LONDON - Investment flows into gold in the week to Wednesday reached their highest in almost a year, as the metal trades at all-time peaks, prompting investors to shift funds from cash equivalents and stocks, Bank of America Global Research said Friday.

Inflows of $1.1 billion into gold funds were the most since May 2023, BofA said in its weekly roundup of flows in and out of world markets, which cites data from EPFR.

On Thursday, gold prices rose to the latest in a series of all-time highs. As it does not bear interest, gold has been supported by expectations central banks will cut rates this year, lowering yields on other asset classes.

Meanwhile, cash, which has seen heavy inflows in recent weeks and months had a weekly outflow of $61.2 bln, the most since October 2023, BofA said.

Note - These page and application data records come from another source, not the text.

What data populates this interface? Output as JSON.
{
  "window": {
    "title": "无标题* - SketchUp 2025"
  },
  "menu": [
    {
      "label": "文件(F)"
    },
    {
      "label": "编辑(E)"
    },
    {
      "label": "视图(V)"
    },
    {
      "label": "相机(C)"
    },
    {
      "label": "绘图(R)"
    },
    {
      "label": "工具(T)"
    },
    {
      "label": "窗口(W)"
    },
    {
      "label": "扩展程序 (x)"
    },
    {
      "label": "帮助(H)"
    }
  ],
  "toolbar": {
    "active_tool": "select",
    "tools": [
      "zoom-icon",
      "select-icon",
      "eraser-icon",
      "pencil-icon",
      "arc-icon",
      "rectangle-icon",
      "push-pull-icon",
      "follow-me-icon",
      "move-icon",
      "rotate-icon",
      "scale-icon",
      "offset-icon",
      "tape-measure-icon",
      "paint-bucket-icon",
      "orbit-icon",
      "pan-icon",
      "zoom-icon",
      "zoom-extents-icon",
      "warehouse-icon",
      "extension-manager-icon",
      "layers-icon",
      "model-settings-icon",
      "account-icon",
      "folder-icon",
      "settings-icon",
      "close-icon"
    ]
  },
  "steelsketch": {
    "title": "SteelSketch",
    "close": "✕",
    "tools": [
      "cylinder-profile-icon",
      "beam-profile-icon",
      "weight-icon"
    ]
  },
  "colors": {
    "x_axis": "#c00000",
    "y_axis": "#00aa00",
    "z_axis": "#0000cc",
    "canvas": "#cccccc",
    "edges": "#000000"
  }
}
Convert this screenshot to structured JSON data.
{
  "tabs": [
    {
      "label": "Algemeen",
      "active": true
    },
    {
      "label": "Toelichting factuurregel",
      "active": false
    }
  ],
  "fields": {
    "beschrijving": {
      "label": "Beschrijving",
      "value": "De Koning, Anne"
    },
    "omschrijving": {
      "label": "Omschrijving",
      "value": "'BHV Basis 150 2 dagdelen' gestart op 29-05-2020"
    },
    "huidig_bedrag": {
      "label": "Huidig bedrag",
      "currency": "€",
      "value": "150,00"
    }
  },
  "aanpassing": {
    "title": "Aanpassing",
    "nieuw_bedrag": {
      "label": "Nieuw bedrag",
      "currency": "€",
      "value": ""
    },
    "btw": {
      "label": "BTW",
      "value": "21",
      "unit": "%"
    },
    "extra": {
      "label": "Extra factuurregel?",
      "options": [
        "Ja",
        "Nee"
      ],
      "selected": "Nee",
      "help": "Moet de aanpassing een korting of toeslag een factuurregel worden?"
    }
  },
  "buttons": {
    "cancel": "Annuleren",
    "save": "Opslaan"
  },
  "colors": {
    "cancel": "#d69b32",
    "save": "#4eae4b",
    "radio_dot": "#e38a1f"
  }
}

Central banks' gradual shift towards cutting rates has underpinned market moves, BofA said, and that it explained why nominal assets, such as stocks and gold, were at all-time highs.

"Central banks (are) tolerant of higher inflation, intolerant of currency appreciation, anxious for a soft landing but also to alleviate the burden of a record $82 trillion of global government debt," the analysts wrote in a report.

This week markets became more confident rate cuts will happen this year.

The Federal Reserve on Wednesday kept rates steady but reiterated its projection that it will cut interest rates by 75 basis points by the end of the year.

On Thursday, the Bank of England said the British economy was heading in the right direction for cuts, and the Swiss National Bank surprised markets by cutting rates.

The BofA also flagged a $22 billion outflow from U.S. equities, the largest in more than a year for another asset class that had seen recent substantial inflows that helped to drive U.S. share benchmarks to all-time highs, and a $100 million outflow from crypto funds.

(Reporting by Alun John; Editing by Amanda Cooper and Barbara Lewis)